Asia-Pacific countries have entered agreements to improve the management of flights in the region, which could see aircraft operating more direct, faster routes and help reduce emissions.

The air navigation service providers of China, Indonesia, Japan, New Zealand, the Philippines, Singapore, Thailand, and the USA entered an agreement for a TBO (Trajectory Based Operations) Pathfinder project, which will demonstrate TBO in the region within four years, according to the Civil Aviation Authority of Singapore.

787-10 ecoDemnstrator Explorer

Source: Greg Waldron/FlightGlobal

Boeing’s 787-10 ecoDemonstrator Explorer at Changi Airport in June 2023. The aircraft was part of a Trajectory Based Operation demonstration in the region

IATA and ICAO also signed the agreement.

“Under TBO, ANSPs work together to plan and optimise an aircraft’s entire flight trajectory across [Flight Information Regions], from take-off to touchdown, and share information, such as on weather, airspace closures, and other traffic constraints,” says CAAS.

“This will allow ANSPs to manage air traffic strategically ahead of time, rather than make reactive course corrections as and when information becomes available.”

The TBO Pathfinder initiative builds on a TBO demonstration flight earlier this year involving the Boeing 787-10 ecoDemonstrator Explorer aircraft. This project saw four ANSPs facilitate the world’s first multi-regional, trajectory-based operations.

CAAS, along with its Japan, Thailand, and USA counterparts were behind the project in cooperation with Boeing.

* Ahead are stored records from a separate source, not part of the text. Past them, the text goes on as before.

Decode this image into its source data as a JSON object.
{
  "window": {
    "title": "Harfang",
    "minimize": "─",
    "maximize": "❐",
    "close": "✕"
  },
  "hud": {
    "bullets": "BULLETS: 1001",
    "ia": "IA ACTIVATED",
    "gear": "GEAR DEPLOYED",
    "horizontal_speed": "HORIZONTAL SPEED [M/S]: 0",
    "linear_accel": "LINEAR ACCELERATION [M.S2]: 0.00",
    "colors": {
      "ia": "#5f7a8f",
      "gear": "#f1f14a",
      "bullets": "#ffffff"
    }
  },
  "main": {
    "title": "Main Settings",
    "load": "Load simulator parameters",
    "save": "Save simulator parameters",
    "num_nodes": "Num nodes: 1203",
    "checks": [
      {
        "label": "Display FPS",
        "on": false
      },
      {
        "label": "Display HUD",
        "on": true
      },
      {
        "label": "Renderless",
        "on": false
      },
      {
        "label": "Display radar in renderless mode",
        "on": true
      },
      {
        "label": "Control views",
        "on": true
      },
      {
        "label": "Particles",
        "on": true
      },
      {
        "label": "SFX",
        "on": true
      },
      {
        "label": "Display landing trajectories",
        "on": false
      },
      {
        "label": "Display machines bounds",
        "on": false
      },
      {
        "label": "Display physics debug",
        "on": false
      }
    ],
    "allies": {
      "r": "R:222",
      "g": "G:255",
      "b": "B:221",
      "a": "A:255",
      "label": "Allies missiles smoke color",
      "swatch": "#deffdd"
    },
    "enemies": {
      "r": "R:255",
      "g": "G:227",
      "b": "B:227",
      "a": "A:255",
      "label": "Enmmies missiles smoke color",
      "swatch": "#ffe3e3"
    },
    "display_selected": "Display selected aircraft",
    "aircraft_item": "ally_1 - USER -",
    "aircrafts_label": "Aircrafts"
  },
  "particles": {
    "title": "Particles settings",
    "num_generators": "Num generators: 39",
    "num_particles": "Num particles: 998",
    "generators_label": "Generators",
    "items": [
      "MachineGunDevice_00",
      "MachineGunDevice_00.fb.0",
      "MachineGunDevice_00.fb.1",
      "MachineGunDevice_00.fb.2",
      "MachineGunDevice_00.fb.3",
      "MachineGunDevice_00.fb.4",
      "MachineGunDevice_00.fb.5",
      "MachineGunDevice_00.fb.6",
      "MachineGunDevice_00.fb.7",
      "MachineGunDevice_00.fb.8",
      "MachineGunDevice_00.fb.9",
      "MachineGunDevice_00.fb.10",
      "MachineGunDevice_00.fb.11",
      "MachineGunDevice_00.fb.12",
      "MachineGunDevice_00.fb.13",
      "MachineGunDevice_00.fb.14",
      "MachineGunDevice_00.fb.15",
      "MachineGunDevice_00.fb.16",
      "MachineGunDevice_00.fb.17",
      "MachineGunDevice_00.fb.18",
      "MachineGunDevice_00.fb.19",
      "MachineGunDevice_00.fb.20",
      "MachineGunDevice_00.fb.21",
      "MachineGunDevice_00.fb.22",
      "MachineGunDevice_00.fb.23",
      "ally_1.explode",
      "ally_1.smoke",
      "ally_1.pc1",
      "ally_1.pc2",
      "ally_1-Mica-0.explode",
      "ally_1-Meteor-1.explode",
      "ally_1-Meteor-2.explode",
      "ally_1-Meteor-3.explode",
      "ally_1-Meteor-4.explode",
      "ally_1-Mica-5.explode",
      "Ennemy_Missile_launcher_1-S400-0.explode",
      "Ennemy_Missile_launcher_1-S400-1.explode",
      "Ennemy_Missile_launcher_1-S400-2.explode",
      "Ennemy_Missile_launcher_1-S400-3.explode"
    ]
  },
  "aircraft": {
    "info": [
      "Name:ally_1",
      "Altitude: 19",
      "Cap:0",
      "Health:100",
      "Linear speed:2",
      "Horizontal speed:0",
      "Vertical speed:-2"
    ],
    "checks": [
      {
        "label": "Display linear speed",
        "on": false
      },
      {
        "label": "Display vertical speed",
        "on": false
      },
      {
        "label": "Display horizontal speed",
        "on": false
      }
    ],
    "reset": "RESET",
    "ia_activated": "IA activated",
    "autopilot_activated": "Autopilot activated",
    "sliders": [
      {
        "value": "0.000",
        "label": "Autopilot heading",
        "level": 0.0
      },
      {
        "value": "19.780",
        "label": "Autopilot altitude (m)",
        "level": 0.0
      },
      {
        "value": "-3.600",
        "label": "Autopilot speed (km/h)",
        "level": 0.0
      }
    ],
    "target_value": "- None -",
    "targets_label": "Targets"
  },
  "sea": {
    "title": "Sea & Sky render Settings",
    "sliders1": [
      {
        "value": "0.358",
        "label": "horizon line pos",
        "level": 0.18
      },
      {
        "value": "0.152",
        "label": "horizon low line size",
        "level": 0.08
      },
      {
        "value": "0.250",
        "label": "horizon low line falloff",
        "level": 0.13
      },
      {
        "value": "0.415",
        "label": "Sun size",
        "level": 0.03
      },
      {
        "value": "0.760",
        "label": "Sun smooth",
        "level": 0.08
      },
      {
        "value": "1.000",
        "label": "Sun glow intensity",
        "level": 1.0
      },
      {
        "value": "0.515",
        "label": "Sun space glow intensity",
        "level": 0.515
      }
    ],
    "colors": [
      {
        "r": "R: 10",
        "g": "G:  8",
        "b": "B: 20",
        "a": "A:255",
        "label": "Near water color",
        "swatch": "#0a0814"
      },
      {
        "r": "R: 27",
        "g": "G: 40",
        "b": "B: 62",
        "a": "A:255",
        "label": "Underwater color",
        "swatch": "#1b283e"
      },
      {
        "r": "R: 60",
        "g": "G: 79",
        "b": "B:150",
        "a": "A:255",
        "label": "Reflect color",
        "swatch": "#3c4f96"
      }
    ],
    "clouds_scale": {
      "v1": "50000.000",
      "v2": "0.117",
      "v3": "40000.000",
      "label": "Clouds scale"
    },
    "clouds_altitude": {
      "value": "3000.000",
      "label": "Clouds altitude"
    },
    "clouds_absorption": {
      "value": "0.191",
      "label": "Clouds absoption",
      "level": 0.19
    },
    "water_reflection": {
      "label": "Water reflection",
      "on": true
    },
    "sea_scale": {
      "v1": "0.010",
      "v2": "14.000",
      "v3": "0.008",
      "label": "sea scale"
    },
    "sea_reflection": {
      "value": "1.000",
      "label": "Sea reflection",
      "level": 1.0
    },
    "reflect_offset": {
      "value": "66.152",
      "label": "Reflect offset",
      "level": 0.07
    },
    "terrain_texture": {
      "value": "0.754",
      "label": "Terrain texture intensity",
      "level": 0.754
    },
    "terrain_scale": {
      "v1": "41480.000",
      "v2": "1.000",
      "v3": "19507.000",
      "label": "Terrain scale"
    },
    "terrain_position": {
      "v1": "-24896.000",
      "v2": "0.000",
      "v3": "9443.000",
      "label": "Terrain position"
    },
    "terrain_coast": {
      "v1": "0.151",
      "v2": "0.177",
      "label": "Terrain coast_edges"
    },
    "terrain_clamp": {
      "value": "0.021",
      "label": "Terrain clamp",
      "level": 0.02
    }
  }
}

In addition to the TBO Pathfinder project, Indonesia, New Zealand, Singapore, the Civil Air Navigation Services Organisation (CANSO), and IATA have entered an agreement on the Southeast Asia-Oceana implementation of the Free Route Operations (FRTO) project. Within a year, the parties will identify and validate the use of FRTO between defined city pairs.

“In a traditionally structured [air traffic management] system, aircraft follow a network of predefined routes akin to highways in the sky,” says CAAS.

“Under FRTO, the skies can be treated as an open canvas, where aircraft are allowed the freedom to choose the most efficient and effective path to their destination, reducing the distance travelled, flight time, fuel burn, and emissions. This enables more efficient use of airspace and enhances air traffic flow management.”